Content starts
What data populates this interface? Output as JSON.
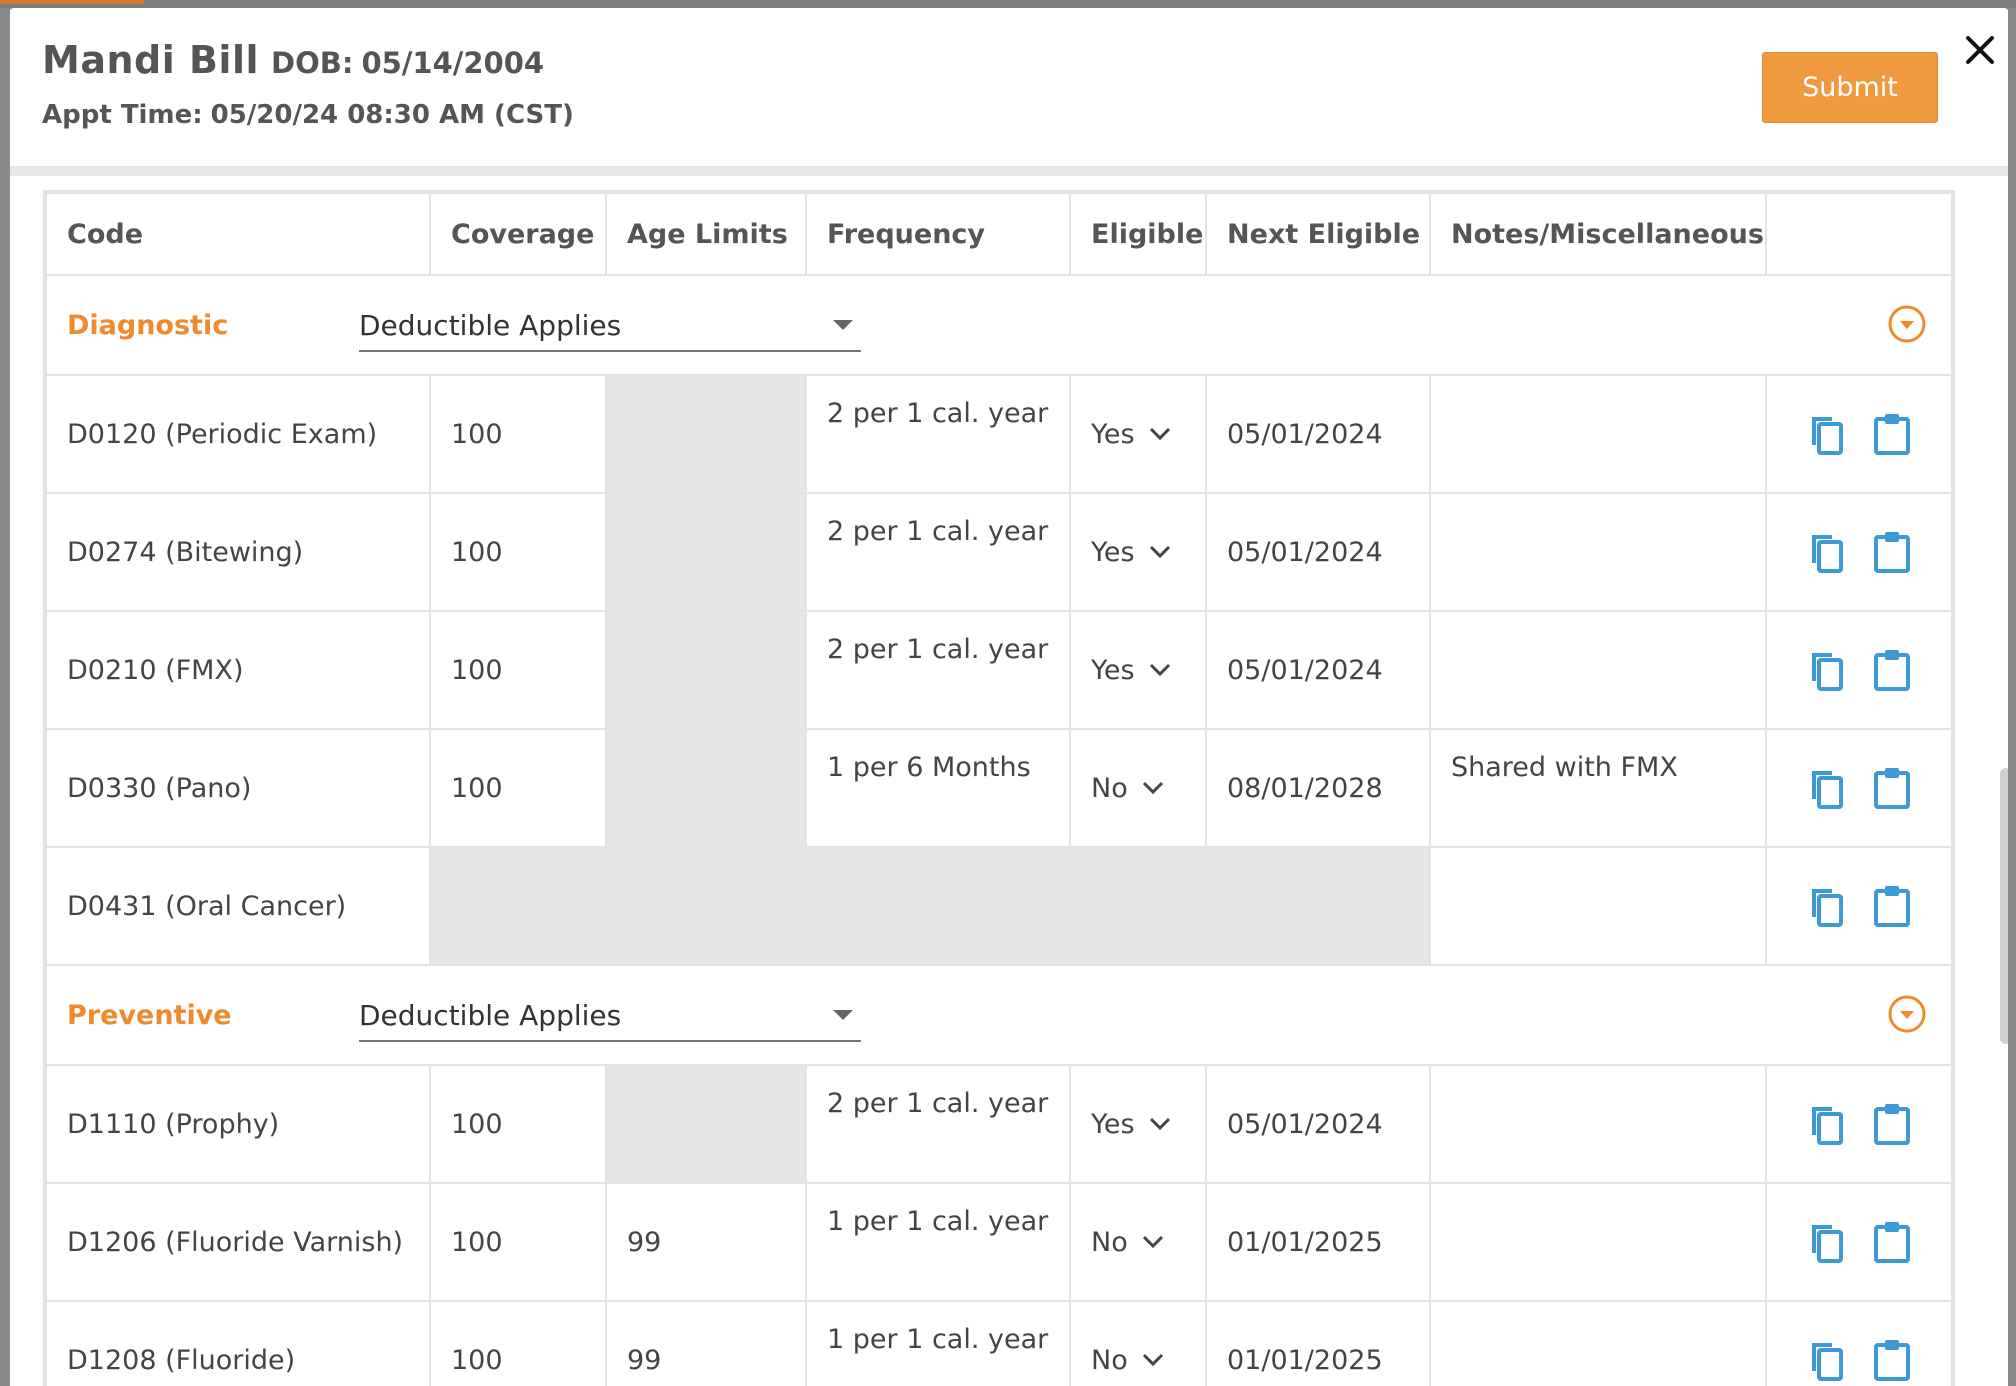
{
  "header": {
    "patient_name": "Mandi Bill",
    "dob_label": "DOB:",
    "dob": "05/14/2004",
    "appt_label": "Appt Time:",
    "appt_time": "05/20/24 08:30 AM (CST)",
    "submit_label": "Submit"
  },
  "table": {
    "columns": [
      "Code",
      "Coverage",
      "Age Limits",
      "Frequency",
      "Eligible",
      "Next Eligible",
      "Notes/Miscellaneous",
      ""
    ],
    "categories": [
      {
        "name": "Diagnostic",
        "deductible": "Deductible Applies",
        "rows": [
          {
            "code": "D0120 (Periodic Exam)",
            "coverage": "100",
            "age": "",
            "frequency": "2 per 1 cal. year",
            "eligible": "Yes",
            "next": "05/01/2024",
            "notes": ""
          },
          {
            "code": "D0274 (Bitewing)",
            "coverage": "100",
            "age": "",
            "frequency": "2 per 1 cal. year",
            "eligible": "Yes",
            "next": "05/01/2024",
            "notes": ""
          },
          {
            "code": "D0210 (FMX)",
            "coverage": "100",
            "age": "",
            "frequency": "2 per 1 cal. year",
            "eligible": "Yes",
            "next": "05/01/2024",
            "notes": ""
          },
          {
            "code": "D0330 (Pano)",
            "coverage": "100",
            "age": "",
            "frequency": "1 per 6 Months",
            "eligible": "No",
            "next": "08/01/2028",
            "notes": "Shared with FMX"
          },
          {
            "code": "D0431 (Oral Cancer)",
            "coverage": "",
            "age": "",
            "frequency": "",
            "eligible": "",
            "next": "",
            "notes": ""
          }
        ]
      },
      {
        "name": "Preventive",
        "deductible": "Deductible Applies",
        "rows": [
          {
            "code": "D1110 (Prophy)",
            "coverage": "100",
            "age": "",
            "frequency": "2 per 1 cal. year",
            "eligible": "Yes",
            "next": "05/01/2024",
            "notes": ""
          },
          {
            "code": "D1206 (Fluoride Varnish)",
            "coverage": "100",
            "age": "99",
            "frequency": "1 per 1 cal. year",
            "eligible": "No",
            "next": "01/01/2025",
            "notes": ""
          },
          {
            "code": "D1208 (Fluoride)",
            "coverage": "100",
            "age": "99",
            "frequency": "1 per 1 cal. year",
            "eligible": "No",
            "next": "01/01/2025",
            "notes": ""
          }
        ]
      }
    ]
  },
  "colors": {
    "accent_orange": "#ef8a2e",
    "submit_orange": "#ef9a3f",
    "icon_blue": "#3d9ad6",
    "grey_cell": "#e5e5e5"
  },
  "icons": {
    "close": "close-icon",
    "copy": "copy-icon",
    "paste": "clipboard-icon",
    "collapse": "chevron-down-circle-icon"
  }
}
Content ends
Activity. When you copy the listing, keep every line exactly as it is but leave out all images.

Exercise response.
What data populates this interface? Output as JSON.
{
  "header": {
    "patient_name": "Mandi Bill",
    "dob_label": "DOB:",
    "dob": "05/14/2004",
    "appt_label": "Appt Time:",
    "appt_time": "05/20/24 08:30 AM (CST)",
    "submit_label": "Submit"
  },
  "table": {
    "columns": [
      "Code",
      "Coverage",
      "Age Limits",
      "Frequency",
      "Eligible",
      "Next Eligible",
      "Notes/Miscellaneous",
      ""
    ],
    "categories": [
      {
        "name": "Diagnostic",
        "deductible": "Deductible Applies",
        "rows": [
          {
            "code": "D0120 (Periodic Exam)",
            "coverage": "100",
            "age": "",
            "frequency": "2 per 1 cal. year",
            "eligible": "Yes",
            "next": "05/01/2024",
            "notes": ""
          },
          {
            "code": "D0274 (Bitewing)",
            "coverage": "100",
            "age": "",
            "frequency": "2 per 1 cal. year",
            "eligible": "Yes",
            "next": "05/01/2024",
            "notes": ""
          },
          {
            "code": "D0210 (FMX)",
            "coverage": "100",
            "age": "",
            "frequency": "2 per 1 cal. year",
            "eligible": "Yes",
            "next": "05/01/2024",
            "notes": ""
          },
          {
            "code": "D0330 (Pano)",
            "coverage": "100",
            "age": "",
            "frequency": "1 per 6 Months",
            "eligible": "No",
            "next": "08/01/2028",
            "notes": "Shared with FMX"
          },
          {
            "code": "D0431 (Oral Cancer)",
            "coverage": "",
            "age": "",
            "frequency": "",
            "eligible": "",
            "next": "",
            "notes": ""
          }
        ]
      },
      {
        "name": "Preventive",
        "deductible": "Deductible Applies",
        "rows": [
          {
            "code": "D1110 (Prophy)",
            "coverage": "100",
            "age": "",
            "frequency": "2 per 1 cal. year",
            "eligible": "Yes",
            "next": "05/01/2024",
            "notes": ""
          },
          {
            "code": "D1206 (Fluoride Varnish)",
            "coverage": "100",
            "age": "99",
            "frequency": "1 per 1 cal. year",
            "eligible": "No",
            "next": "01/01/2025",
            "notes": ""
          },
          {
            "code": "D1208 (Fluoride)",
            "coverage": "100",
            "age": "99",
            "frequency": "1 per 1 cal. year",
            "eligible": "No",
            "next": "01/01/2025",
            "notes": ""
          }
        ]
      }
    ]
  },
  "colors": {
    "accent_orange": "#ef8a2e",
    "submit_orange": "#ef9a3f",
    "icon_blue": "#3d9ad6",
    "grey_cell": "#e5e5e5"
  },
  "icons": {
    "close": "close-icon",
    "copy": "copy-icon",
    "paste": "clipboard-icon",
    "collapse": "chevron-down-circle-icon"
  }
}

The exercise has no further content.